It was a long time coming. Musquin must have felt like victory was just around the corner after finishing second in the overall standings in Anaheim II’s Triple Crown race. He was third in the first Main that night and second in the last two Mains.

As it turned out, that single race defined his season until last week. Musquin stood on the podium all night, but he finished two spots behind Cooper Webb in the first Main and was one spot back in the second. It was only as time ran out that he was able to beat Webb by a single spot in the third Main. If Musquin had won either of the first two Mains, he would have had the overall victory – denying Webb his first career win in the process.

Webb’s Anaheim win revitalized the rider and gave him the confidence to rattle off four more wins in the next seven races.

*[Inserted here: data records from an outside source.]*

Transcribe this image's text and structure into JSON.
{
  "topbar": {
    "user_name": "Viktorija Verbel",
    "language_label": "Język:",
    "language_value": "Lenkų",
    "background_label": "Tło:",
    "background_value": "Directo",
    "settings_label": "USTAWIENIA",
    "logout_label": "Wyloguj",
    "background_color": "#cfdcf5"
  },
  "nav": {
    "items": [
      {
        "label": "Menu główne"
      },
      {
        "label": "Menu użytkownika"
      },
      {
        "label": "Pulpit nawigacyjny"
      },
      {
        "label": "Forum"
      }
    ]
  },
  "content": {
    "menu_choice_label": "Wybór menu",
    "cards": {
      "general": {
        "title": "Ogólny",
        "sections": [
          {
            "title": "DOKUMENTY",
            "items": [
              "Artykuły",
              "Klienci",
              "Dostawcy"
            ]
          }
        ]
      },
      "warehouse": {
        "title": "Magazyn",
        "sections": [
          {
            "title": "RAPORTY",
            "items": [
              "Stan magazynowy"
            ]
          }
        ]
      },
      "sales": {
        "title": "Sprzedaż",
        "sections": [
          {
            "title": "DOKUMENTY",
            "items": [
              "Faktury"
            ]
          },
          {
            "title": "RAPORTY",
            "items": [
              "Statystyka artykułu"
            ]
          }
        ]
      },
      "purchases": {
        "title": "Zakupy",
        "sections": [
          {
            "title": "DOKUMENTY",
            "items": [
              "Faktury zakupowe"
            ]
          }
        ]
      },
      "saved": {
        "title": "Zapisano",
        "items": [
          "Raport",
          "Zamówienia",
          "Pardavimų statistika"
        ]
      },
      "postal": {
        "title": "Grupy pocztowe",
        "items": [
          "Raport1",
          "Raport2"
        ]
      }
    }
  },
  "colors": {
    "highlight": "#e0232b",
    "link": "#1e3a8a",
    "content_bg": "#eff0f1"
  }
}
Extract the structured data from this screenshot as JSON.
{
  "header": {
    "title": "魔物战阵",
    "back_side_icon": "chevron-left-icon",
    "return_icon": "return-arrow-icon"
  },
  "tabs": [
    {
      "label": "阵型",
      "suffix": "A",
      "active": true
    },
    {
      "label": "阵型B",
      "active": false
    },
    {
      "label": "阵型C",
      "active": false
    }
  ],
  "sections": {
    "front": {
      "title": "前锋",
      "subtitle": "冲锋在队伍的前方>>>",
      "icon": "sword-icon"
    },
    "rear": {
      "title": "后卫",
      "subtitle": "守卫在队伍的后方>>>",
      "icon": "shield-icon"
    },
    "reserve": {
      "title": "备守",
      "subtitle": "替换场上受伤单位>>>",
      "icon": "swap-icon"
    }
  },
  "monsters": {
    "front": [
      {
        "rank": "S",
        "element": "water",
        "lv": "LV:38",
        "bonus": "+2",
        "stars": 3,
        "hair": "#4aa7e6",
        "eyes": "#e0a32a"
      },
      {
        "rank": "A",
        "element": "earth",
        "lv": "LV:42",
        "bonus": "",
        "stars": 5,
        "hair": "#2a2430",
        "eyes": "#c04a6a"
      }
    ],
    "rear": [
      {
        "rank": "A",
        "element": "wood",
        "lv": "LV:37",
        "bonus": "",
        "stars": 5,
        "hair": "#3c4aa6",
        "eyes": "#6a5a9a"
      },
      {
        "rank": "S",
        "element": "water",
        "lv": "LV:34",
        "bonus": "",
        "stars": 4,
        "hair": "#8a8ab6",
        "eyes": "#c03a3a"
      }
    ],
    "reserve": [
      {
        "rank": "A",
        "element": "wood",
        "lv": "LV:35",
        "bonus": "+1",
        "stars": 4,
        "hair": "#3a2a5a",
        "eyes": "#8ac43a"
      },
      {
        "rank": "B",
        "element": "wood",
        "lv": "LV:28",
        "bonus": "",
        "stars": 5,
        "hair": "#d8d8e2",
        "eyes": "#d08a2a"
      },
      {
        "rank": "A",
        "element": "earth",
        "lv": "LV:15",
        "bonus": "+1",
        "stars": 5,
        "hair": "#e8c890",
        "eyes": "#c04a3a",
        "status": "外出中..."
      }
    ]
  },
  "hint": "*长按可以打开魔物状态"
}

Meanwhile, Musquin scored podium finishes in the next seven races, making him almost perfect. In another season, a record like that would have been enough to give him a comfortable points lead. In 2019, he sit 14 markers out of first, which is the points’ equivalent of the difference between first and 11th in one race. In other words, Webb cannot lose the points lead at Seattle unless he finishes outside the top 10 while his teammate wins.

Looking at the numbers another way the scenario is not quite as hopeless. Musquin needs to shave only 2.3 points off Webb’s lead each week to win the championship. Three points separate first and second. Five points differentiates first from third, which is where Webb finished in Indianapolis. Webb is vulnerable as his 10th-place finish at Glendale and an eighth at San Diego attest.

Those bobbles came early and Webb seems to have forgotten how to make a mistake.

A third-place is Webb’s worst finish in the last six weeks and since Anaheim II when Musquin started his impressive string of podium finishes, Webb has recorded an average finish of 2.2. That came with a worst finish of eighth on an extremely muddy and heavy track in San Diego. Musquin has a worst finish of only sixth, but his average of 2.8 still lags behind Webb.

Worse still, since Anaheim II Musquin has finished behind Webb in every race except for the outlier of San Diego.

It is no longer a question of keeping pressure on Webb. Musquin cannot expect his teammate to make a mistake; he has to find a way to pass him on the track. If Webb adds only two points to his lead at Seattle, Musquin’s fate would no longer be in his hands. He would need to gain 3.2 points per race. With that scenario, Webb could finish one spot behind Musquin every week and still win the championship.